  3. Ferri FF, Ferri’s. Best Test: A practical guide to clinical laboratory medicine and diagnostic imaging, 4th ed 2019, Elsevier pp 171, 356, 361.
  4. Drew P. Oxford handbook of clinical and laboratory investigation, 4th Ed 2018. Oxford University press pp 348-349, 416-417, 744-745.
  5. University of Rochester Medical Center [Internet]. Rochester (NY): University of Rochester Medical Center; C-Reactive Protein (Blood)
  6. Sproston NR and Ashworth JJ. Role of C-Reactive Protein at Sites of Inflammation and Infection.. Front Immunol. 2018 Apr 13;9:754. PMID: 29706967

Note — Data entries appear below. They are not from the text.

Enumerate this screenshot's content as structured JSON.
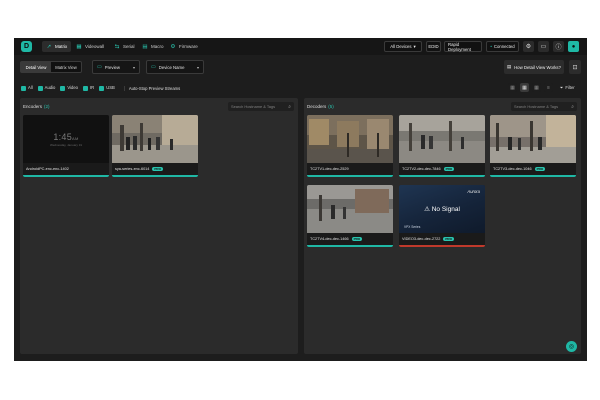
{
  "app": {
    "logo_letter": "D",
    "nav_tabs": [
      {
        "label": "Matrix",
        "icon": "send-icon",
        "glyph": "➚",
        "active": true
      },
      {
        "label": "Videowall",
        "icon": "grid-icon",
        "glyph": "▦",
        "active": false
      },
      {
        "label": "Serial",
        "icon": "serial-icon",
        "glyph": "⇆",
        "active": false
      },
      {
        "label": "Macro",
        "icon": "macro-icon",
        "glyph": "▤",
        "active": false
      },
      {
        "label": "Firmware",
        "icon": "firmware-icon",
        "glyph": "⚙",
        "active": false
      }
    ],
    "device_filter": "All Devices",
    "edid_label": "EDID",
    "rapid_label": "Rapid Deployment",
    "status_label": "Connected",
    "accent": "#1fb8a5"
  },
  "toolbar": {
    "view_detail": "Detail View",
    "view_matrix": "Matrix View",
    "preview_label": "Preview",
    "device_name_label": "Device Name",
    "how_label": "How Detail View Works?"
  },
  "filters": {
    "items": [
      "All",
      "Audio",
      "Video",
      "IR",
      "USB"
    ],
    "autostop": "Auto-Stop Preview Streams",
    "filter_label": "Filter"
  },
  "encoders": {
    "title": "Encoders",
    "count": "(2)",
    "search_placeholder": "Search Hostname & Tags",
    "cards": [
      {
        "name": "AndroidPC-enc-enc-1402",
        "pro": false,
        "type": "clock",
        "time": "1:45",
        "ampm": "AM",
        "date": "Wednesday, January 31"
      },
      {
        "name": "sya-series-enc-6014",
        "pro": true,
        "type": "scene"
      }
    ]
  },
  "decoders": {
    "title": "Decoders",
    "count": "(5)",
    "search_placeholder": "Search Hostname & Tags",
    "cards": [
      {
        "name": "TC2TV1-dec-dec-2529",
        "pro": false,
        "type": "scene"
      },
      {
        "name": "TC2TV2-dec-dec-7846",
        "pro": true,
        "type": "scene"
      },
      {
        "name": "TC2TV3-dec-dec-1046",
        "pro": true,
        "type": "scene"
      },
      {
        "name": "TC2TV4-dec-dec-1466",
        "pro": true,
        "type": "scene"
      },
      {
        "name": "VIDEO3-dec-dec-2722",
        "pro": true,
        "type": "nosignal",
        "brand": "Aurora",
        "message": "No Signal",
        "series": "VPX Series"
      }
    ]
  },
  "badge_label": "PRO"
}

  7. Shrotriya S, Walsh D, Nowacki AS, Lorton C, Aktas A, Hullihen B et al. Serum C-reactive protein is an important and powerful prognostic biomarker in most adult solid tumors.. PLoS One. 2018 Aug 23;13(8):e0202555. doi: 10.1371/journal.pone.0202555. eCollection 2018.